_TASK INSTRUCTIONS_
Look through the data that follows and say how many of its lines contain "Settings", giving the number only.

_Stored entries_
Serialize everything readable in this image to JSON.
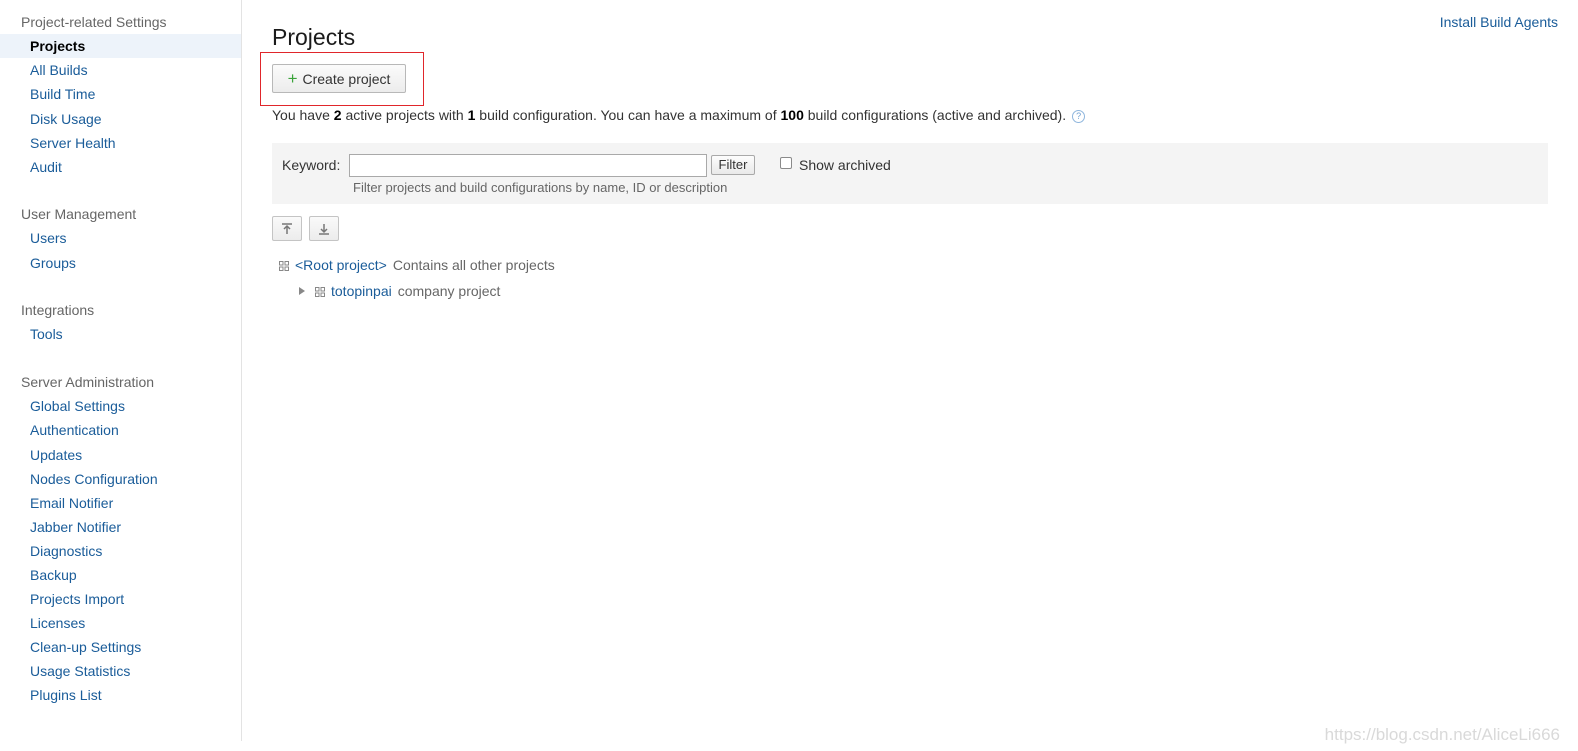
{
  "sidebar": {
    "groups": [
      {
        "title": "Project-related Settings",
        "items": [
          "Projects",
          "All Builds",
          "Build Time",
          "Disk Usage",
          "Server Health",
          "Audit"
        ]
      },
      {
        "title": "User Management",
        "items": [
          "Users",
          "Groups"
        ]
      },
      {
        "title": "Integrations",
        "items": [
          "Tools"
        ]
      },
      {
        "title": "Server Administration",
        "items": [
          "Global Settings",
          "Authentication",
          "Updates",
          "Nodes Configuration",
          "Email Notifier",
          "Jabber Notifier",
          "Diagnostics",
          "Backup",
          "Projects Import",
          "Licenses",
          "Clean-up Settings",
          "Usage Statistics",
          "Plugins List"
        ]
      }
    ],
    "active_item": "Projects"
  },
  "header": {
    "title": "Projects",
    "install_agents_link": "Install Build Agents"
  },
  "actions": {
    "create_project": "Create project"
  },
  "summary": {
    "p1": "You have ",
    "active_projects": "2",
    "p2": " active projects with ",
    "build_configs": "1",
    "p3": " build configuration. You can have a maximum of ",
    "max_configs": "100",
    "p4": " build configurations (active and archived).",
    "help_glyph": "?"
  },
  "filter": {
    "keyword_label": "Keyword:",
    "keyword_value": "",
    "filter_button": "Filter",
    "show_archived_label": "Show archived",
    "show_archived_checked": false,
    "hint": "Filter projects and build configurations by name, ID or description"
  },
  "toolbar": {
    "collapse_all_icon": "collapse-all-icon",
    "expand_all_icon": "expand-all-icon"
  },
  "tree": {
    "root": {
      "name": "<Root project>",
      "description": "Contains all other projects"
    },
    "children": [
      {
        "name": "totopinpai",
        "description": "company project",
        "expanded": false
      }
    ]
  },
  "watermark": "https://blog.csdn.net/AliceLi666",
  "colors": {
    "link": "#1a5c99",
    "active_bg": "#edf3fa",
    "highlight_border": "#e0262b",
    "plus": "#3aa33a"
  }
}
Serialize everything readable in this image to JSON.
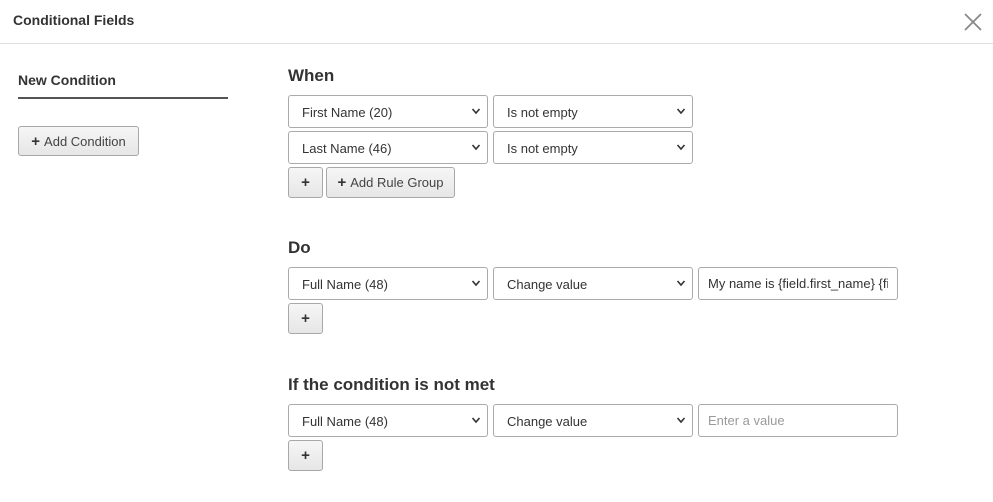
{
  "header": {
    "title": "Conditional Fields"
  },
  "sidebar": {
    "active_tab": "New Condition",
    "add_condition_label": "Add Condition"
  },
  "when": {
    "title": "When",
    "rules": [
      {
        "field": "First Name (20)",
        "operator": "Is not empty"
      },
      {
        "field": "Last Name (46)",
        "operator": "Is not empty"
      }
    ],
    "add_rule_group_label": "Add Rule Group"
  },
  "do": {
    "title": "Do",
    "actions": [
      {
        "field": "Full Name (48)",
        "action": "Change value",
        "value": "My name is {field.first_name} {field.last_name}"
      }
    ]
  },
  "otherwise": {
    "title": "If the condition is not met",
    "actions": [
      {
        "field": "Full Name (48)",
        "action": "Change value",
        "value": "",
        "placeholder": "Enter a value"
      }
    ]
  },
  "icons": {
    "close": "close-icon",
    "plus": "plus-icon",
    "chevron": "chevron-down-icon"
  }
}
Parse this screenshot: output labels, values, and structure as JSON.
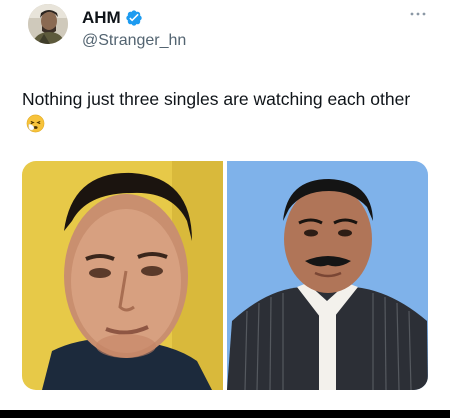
{
  "author": {
    "display_name": "AHM",
    "handle": "@Stranger_hn",
    "verified": true
  },
  "tweet": {
    "text": "Nothing just three singles are watching each other",
    "emoji": "sneezing-face-emoji"
  },
  "media": {
    "count": 2
  },
  "colors": {
    "verified_blue": "#1d9bf0",
    "text_primary": "#0f1419",
    "text_secondary": "#536471",
    "photo1_background": "#e7c948",
    "photo2_background": "#7fb2ea"
  }
}
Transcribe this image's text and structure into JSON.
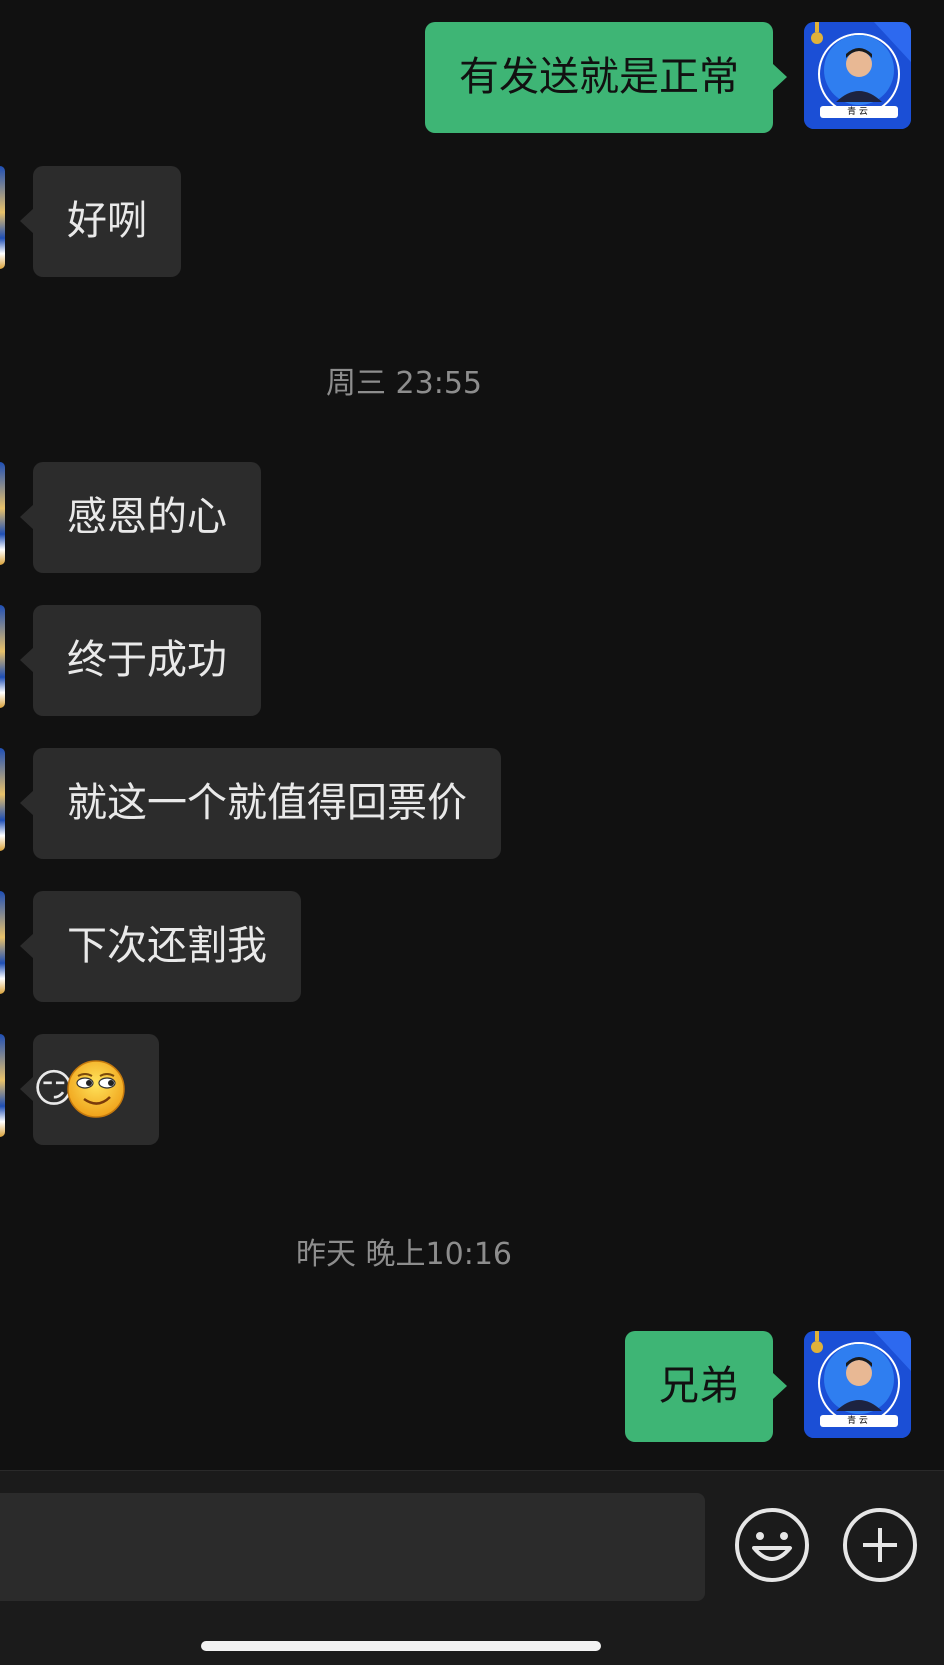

_RESULT OF THIS EXERCISE_
3